Dataset rows for apps and sites
BEGIN
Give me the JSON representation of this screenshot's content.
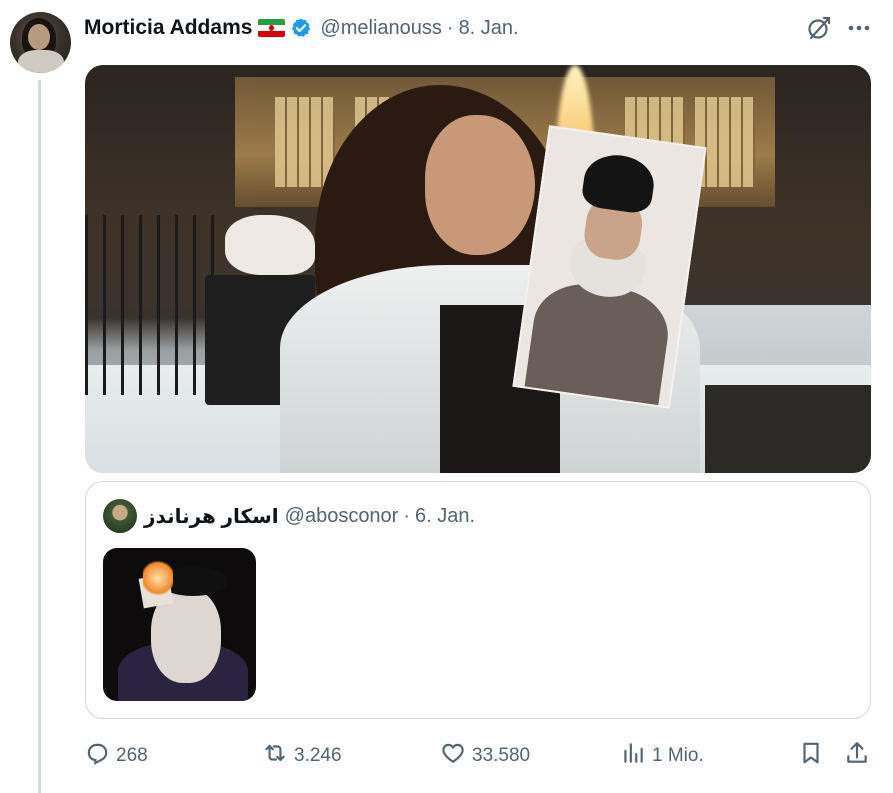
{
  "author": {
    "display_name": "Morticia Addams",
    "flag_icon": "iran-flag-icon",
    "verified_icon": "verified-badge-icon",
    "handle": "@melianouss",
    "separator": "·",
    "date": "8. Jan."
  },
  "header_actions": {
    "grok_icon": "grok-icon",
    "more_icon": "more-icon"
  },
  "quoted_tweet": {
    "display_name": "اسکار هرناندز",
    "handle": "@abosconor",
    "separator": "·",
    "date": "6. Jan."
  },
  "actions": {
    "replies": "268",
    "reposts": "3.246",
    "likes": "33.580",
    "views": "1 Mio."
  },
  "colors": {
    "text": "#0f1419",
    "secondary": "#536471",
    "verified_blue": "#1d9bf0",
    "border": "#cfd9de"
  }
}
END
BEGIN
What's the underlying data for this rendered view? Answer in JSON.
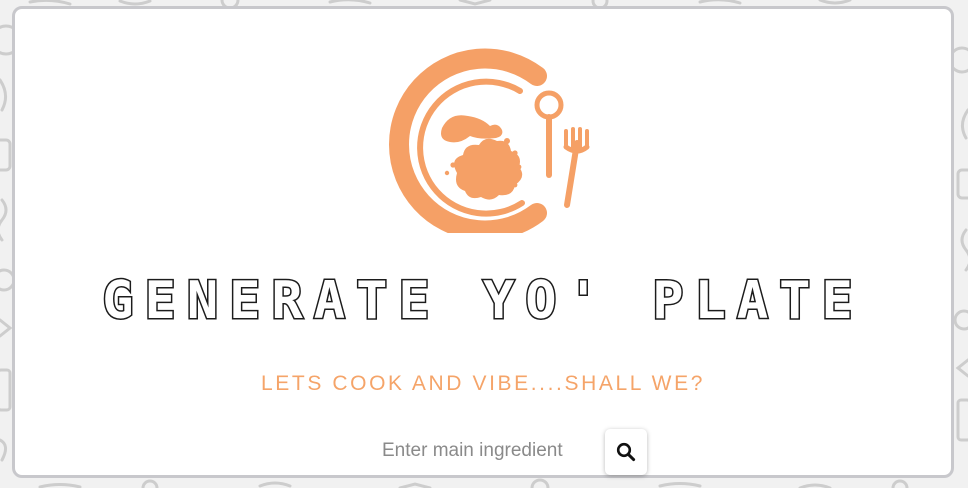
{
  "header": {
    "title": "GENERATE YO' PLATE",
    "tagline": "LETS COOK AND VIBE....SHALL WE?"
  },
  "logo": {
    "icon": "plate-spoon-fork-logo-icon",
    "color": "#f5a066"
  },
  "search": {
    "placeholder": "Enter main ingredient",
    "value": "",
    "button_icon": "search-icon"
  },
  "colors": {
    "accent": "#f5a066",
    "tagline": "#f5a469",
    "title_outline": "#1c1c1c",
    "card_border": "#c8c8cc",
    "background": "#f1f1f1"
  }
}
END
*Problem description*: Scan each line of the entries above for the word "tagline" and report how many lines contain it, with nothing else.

*Solution to the exercise*: 2